While his lawyers bills are being paid by his former employer Concordia, Lempesis’ life has changed drastically. His wife divorced him in 2012, and in 2013 he filed for bankruptcy, losing his house.
Lempesis had a summer job as an assistant coach for the minor league Rockford Riverhawks team between 2008-10. While it appears he may have lost that job due to a change of team ownership, Lempesis found himself exiled from the sport, unlikely to ever coach baseball again at any level.
“I’m definitely an outcast, for sure,” he told this reporter in 2015. He rued his sexual relationship with Collaro, saying he’d been “devastated and destroyed.”
“It’s been all downhill since then. It’s been one thing after another.”

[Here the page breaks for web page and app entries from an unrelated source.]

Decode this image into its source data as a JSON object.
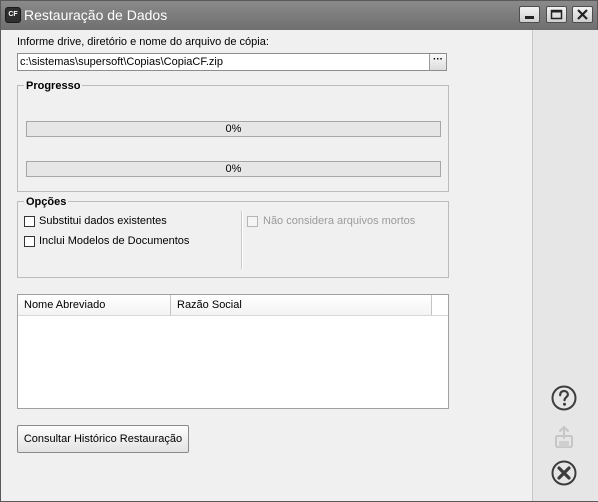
{
  "window": {
    "title": "Restauração de Dados",
    "app_icon_text": "CF"
  },
  "file": {
    "label": "Informe drive, diretório e nome do arquivo de cópia:",
    "path": "c:\\sistemas\\supersoft\\Copias\\CopiaCF.zip",
    "browse_label": "···"
  },
  "progress": {
    "title": "Progresso",
    "bars": [
      {
        "label": "0%",
        "value": 0
      },
      {
        "label": "0%",
        "value": 0
      }
    ]
  },
  "options": {
    "title": "Opções",
    "items": [
      {
        "label": "Substitui dados existentes",
        "checked": false,
        "enabled": true
      },
      {
        "label": "Inclui Modelos de Documentos",
        "checked": false,
        "enabled": true
      },
      {
        "label": "Não considera arquivos mortos",
        "checked": false,
        "enabled": false
      }
    ]
  },
  "table": {
    "columns": [
      "Nome Abreviado",
      "Razão Social"
    ],
    "rows": []
  },
  "buttons": {
    "history": "Consultar Histórico Restauração"
  },
  "side_icons": [
    "help-icon",
    "export-icon",
    "close-icon"
  ],
  "colors": {
    "titlebar": "#777777",
    "progress_fill": "#06b025"
  }
}
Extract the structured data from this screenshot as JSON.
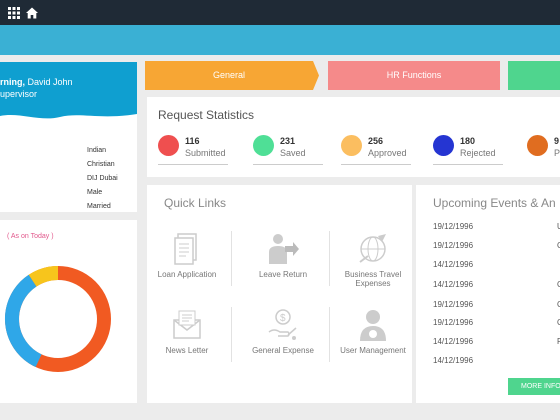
{
  "profile": {
    "greeting_bold": "rning,",
    "greeting_name": " David John",
    "role": "upervisor",
    "details": [
      "Indian",
      "Christian",
      "DIJ Dubai",
      "Male",
      "Married"
    ]
  },
  "chart": {
    "as_of": "( As on Today )"
  },
  "tabs": [
    {
      "label": "General",
      "color": "#f7a634"
    },
    {
      "label": "HR Functions",
      "color": "#f58a8a"
    },
    {
      "label": "",
      "color": "#4fd58e"
    }
  ],
  "stats": {
    "title": "Request Statistics",
    "items": [
      {
        "count": "116",
        "label": "Submitted",
        "color": "#ef4f4f"
      },
      {
        "count": "231",
        "label": "Saved",
        "color": "#4fdf96"
      },
      {
        "count": "256",
        "label": "Approved",
        "color": "#fbbe60"
      },
      {
        "count": "180",
        "label": "Rejected",
        "color": "#2535d2"
      },
      {
        "count": "9",
        "label": "P",
        "color": "#e06d20"
      }
    ]
  },
  "quick_links": {
    "title": "Quick Links",
    "items": [
      {
        "label": "Loan Application",
        "icon": "document-icon"
      },
      {
        "label": "Leave Return",
        "icon": "leave-return-icon"
      },
      {
        "label": "Business Travel Expenses",
        "icon": "globe-travel-icon"
      },
      {
        "label": "News Letter",
        "icon": "newsletter-icon"
      },
      {
        "label": "General Expense",
        "icon": "expense-icon"
      },
      {
        "label": "User Management",
        "icon": "user-icon"
      }
    ]
  },
  "events": {
    "title": "Upcoming Events & An",
    "dates": [
      "19/12/1996",
      "19/12/1996",
      "14/12/1996",
      "14/12/1996",
      "19/12/1996",
      "19/12/1996",
      "14/12/1996",
      "14/12/1996"
    ],
    "marks": [
      "U",
      "C",
      "",
      "C",
      "C",
      "C",
      "P",
      ""
    ],
    "more_label": "MORE INFO"
  }
}
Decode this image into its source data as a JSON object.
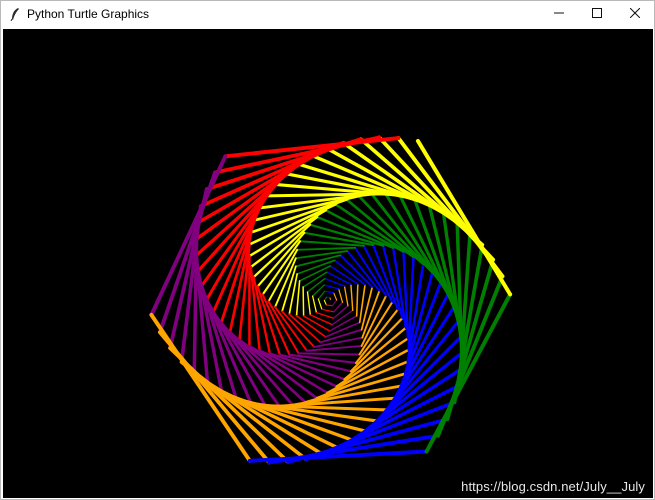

Lempesis has complained in federal court filings of “emotional distress and humiliation” as a result of media coverage of Collaro’s lawsuit. He contends he has endured “relentless pursuit and threats by the media,” which he said caused him to lose time at work and “embarrassment at his place of employment.”
Lempesis did enjoy a rare victory last September, when a judge found Collaro’s attorneys liable for civil contempt for violating Lempesis’ bankruptcy rights by filing a second amended lawsuit in 2014. The federal judge ordered Lempesis be paid more than $75,000 in compensation, including $50,000 in punitive damages from Collaro’s attorneys.
But even in victory Lempesis’ past haunted him. “The Debtor is not an admirable person” the judge said while ruling in his favor. “He admits to conduct that is reprehensible and unjustifiable: sexual contact with one of his players …”
River Forest police investigators concluded that Lempesis’ behavior was more than just unjustifiable. After subpoenaing material from Concordia’s investigative file and conducting their own investigation, they arrested Lempesis at his Rockford home in September 2015, on charges that he sexually abused Collaro when he was 16 years old.
Lempesis spent several days in Cook County Jail before managing to post $20,000 of a $200,000 bond. He was subsequently indicted on four counts of criminal sexual assault of Collaro, and faces between four and 15 years in prison if convicted.
Cook County Judge Gregory Ginex, who is overseeing the criminal case against Lempesis, ruled last year that Collaro’s civil suit is stayed (on hold) until the criminal charges against Lempesis are resolved legally.
Court proceedings have taken up Lempesis’ time the past several years. He has been present in civil court 20 times since January 2015, and in criminal court more than a dozen times since being arrested, requiring him to drive many hundreds of miles between his Rockford home and Chicago.
There were indications last year that prosecutors are looking at potential additional victims besides Collaro. During an August 2016 hearing, Assistant State’s Attorney Lauretta Froelich referred to potential sexual assault victims in the plural, saying, “there are minors involved in this case.
Froelich told the judge that her office was still working to gather all available evidence for potential use in prosecuting Lempesis, evidence that “includes potential minor victims.”
The morning of Aug. 21, Lempesis once again drove from Rockford to the Maybrook Courthouse in Maywood for a court date before Judge Ginex. After spotting a reporter he’s spoken with in the past, he sent a friendly text.
Asked if he had any comment on how things are going for him, Lempesis texted, “Words can’t describe what I’ve been through and continue to go through. It’s not only what’s happened already, but what I’m faced with for the rest of my life.”
Lempesis’ next court date is Sept. 20.
— Dream turns to nightmare for former Concordia baseball coach —